═════ DATA PROVIDED ═════

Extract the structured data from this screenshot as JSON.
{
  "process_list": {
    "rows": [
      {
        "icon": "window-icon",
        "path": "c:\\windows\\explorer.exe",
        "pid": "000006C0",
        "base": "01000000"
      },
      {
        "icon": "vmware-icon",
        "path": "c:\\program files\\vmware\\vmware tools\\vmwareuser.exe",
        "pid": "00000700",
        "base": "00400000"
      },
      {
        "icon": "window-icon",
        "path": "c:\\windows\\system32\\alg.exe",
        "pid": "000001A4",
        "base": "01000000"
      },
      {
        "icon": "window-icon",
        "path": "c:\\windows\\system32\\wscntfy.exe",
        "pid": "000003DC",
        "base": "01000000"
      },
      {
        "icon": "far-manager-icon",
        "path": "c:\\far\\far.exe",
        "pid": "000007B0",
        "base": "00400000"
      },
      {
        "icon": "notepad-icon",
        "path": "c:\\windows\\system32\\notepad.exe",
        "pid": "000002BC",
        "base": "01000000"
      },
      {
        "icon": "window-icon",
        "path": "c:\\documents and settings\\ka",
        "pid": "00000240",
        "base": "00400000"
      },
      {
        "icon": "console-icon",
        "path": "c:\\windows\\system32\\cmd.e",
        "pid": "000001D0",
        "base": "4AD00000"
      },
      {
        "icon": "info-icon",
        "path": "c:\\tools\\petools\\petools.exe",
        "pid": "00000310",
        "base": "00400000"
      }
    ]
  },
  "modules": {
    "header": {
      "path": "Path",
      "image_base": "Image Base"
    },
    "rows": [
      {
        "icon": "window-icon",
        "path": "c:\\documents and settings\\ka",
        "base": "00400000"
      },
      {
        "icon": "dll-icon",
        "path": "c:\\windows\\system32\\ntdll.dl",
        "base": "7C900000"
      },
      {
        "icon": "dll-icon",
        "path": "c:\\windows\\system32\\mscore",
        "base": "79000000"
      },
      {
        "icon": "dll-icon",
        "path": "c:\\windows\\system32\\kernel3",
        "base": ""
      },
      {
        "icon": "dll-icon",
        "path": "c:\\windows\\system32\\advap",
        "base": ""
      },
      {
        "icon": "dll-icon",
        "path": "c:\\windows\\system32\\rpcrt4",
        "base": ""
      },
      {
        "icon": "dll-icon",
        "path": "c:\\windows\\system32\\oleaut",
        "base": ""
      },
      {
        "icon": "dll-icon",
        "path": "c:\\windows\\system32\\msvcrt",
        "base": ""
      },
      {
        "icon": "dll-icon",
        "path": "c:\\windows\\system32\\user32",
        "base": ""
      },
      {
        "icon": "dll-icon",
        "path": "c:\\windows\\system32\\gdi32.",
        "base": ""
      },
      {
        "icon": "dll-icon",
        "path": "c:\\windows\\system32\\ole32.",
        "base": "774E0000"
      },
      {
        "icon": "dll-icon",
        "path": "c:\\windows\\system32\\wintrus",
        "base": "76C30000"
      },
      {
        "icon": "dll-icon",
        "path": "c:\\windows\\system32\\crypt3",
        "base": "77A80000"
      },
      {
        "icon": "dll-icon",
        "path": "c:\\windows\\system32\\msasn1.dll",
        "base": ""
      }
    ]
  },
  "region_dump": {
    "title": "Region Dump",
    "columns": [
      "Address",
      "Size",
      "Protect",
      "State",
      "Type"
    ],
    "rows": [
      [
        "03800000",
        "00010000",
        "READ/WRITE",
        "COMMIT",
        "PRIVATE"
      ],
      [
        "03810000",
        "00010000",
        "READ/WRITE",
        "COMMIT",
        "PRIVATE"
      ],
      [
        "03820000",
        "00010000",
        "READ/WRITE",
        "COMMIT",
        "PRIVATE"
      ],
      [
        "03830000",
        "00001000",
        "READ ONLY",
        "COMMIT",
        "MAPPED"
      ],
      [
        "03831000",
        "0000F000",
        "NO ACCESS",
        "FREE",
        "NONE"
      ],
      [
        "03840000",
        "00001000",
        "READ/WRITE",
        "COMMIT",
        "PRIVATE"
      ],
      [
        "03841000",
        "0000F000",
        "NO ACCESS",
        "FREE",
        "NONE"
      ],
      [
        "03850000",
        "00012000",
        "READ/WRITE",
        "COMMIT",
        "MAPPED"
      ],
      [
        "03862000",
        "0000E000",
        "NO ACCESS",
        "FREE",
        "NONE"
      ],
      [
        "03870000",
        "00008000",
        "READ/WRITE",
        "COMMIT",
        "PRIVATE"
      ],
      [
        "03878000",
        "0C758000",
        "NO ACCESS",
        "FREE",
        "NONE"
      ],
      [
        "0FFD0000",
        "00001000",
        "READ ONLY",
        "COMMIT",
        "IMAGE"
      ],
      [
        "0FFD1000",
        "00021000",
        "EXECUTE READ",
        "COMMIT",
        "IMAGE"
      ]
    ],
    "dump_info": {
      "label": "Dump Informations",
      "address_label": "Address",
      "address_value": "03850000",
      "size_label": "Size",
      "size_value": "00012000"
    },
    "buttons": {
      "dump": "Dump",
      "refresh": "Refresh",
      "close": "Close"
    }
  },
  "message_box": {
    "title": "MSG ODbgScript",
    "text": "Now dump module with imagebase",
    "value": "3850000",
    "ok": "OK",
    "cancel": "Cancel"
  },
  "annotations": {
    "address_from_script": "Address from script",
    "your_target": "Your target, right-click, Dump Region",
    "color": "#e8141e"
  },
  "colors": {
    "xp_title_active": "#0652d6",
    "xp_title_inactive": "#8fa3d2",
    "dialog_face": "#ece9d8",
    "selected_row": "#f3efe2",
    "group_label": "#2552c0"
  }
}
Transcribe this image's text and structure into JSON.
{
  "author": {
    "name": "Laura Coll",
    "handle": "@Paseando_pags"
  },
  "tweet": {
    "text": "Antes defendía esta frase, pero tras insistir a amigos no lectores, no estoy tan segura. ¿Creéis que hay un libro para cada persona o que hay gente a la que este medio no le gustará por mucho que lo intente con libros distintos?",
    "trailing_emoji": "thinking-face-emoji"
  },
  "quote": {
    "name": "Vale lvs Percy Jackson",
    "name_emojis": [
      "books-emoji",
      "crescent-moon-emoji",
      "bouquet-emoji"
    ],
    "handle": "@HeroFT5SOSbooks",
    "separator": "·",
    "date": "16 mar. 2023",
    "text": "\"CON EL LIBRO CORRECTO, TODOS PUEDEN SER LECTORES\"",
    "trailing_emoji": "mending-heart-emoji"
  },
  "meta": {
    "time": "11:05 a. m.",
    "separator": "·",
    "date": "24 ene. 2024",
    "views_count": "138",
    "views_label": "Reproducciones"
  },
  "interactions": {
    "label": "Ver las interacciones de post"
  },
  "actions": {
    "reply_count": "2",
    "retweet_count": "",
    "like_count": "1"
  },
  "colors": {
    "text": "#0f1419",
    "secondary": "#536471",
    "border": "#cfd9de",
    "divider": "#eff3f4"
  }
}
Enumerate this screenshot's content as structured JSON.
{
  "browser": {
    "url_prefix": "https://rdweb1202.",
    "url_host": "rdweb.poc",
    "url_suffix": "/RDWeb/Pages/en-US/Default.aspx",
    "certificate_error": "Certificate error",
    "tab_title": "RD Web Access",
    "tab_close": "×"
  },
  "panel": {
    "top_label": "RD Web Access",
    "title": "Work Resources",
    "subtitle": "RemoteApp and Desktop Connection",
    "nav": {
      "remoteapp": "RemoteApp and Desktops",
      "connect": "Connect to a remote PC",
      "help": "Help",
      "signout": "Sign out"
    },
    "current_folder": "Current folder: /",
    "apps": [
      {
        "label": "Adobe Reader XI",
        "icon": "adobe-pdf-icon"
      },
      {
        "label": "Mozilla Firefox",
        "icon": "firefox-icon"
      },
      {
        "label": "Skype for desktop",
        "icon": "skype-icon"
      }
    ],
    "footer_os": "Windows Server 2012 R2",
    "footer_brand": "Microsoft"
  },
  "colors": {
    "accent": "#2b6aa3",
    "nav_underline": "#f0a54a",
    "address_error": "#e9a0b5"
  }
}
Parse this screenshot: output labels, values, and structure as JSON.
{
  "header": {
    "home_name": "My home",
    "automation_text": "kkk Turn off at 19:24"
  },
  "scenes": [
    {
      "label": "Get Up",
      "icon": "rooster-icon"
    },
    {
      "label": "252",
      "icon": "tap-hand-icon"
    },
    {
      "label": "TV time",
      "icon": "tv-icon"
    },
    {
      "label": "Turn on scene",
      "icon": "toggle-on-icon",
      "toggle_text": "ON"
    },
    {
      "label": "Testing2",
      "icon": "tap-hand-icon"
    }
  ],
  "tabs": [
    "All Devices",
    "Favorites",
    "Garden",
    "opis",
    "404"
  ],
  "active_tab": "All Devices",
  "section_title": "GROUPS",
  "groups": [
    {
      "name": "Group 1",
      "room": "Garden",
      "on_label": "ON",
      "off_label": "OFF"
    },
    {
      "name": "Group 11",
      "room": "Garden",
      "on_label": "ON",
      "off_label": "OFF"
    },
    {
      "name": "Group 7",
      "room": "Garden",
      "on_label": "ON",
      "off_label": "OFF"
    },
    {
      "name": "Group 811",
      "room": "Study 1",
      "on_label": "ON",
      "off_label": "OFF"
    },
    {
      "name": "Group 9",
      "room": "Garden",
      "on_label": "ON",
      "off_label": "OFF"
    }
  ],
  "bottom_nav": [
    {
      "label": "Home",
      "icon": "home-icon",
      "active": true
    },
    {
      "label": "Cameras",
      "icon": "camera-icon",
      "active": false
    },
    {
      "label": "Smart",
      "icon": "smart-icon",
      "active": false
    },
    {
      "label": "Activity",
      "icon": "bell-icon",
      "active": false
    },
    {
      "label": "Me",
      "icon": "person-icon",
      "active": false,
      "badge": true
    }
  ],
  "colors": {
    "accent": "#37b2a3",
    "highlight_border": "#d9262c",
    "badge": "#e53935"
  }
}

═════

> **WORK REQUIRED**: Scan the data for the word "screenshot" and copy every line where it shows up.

> **TASK SOLUTION**:
Extract the structured data from this screenshot as JSON.
Enumerate this screenshot's content as structured JSON.
Parse this screenshot: output labels, values, and structure as JSON.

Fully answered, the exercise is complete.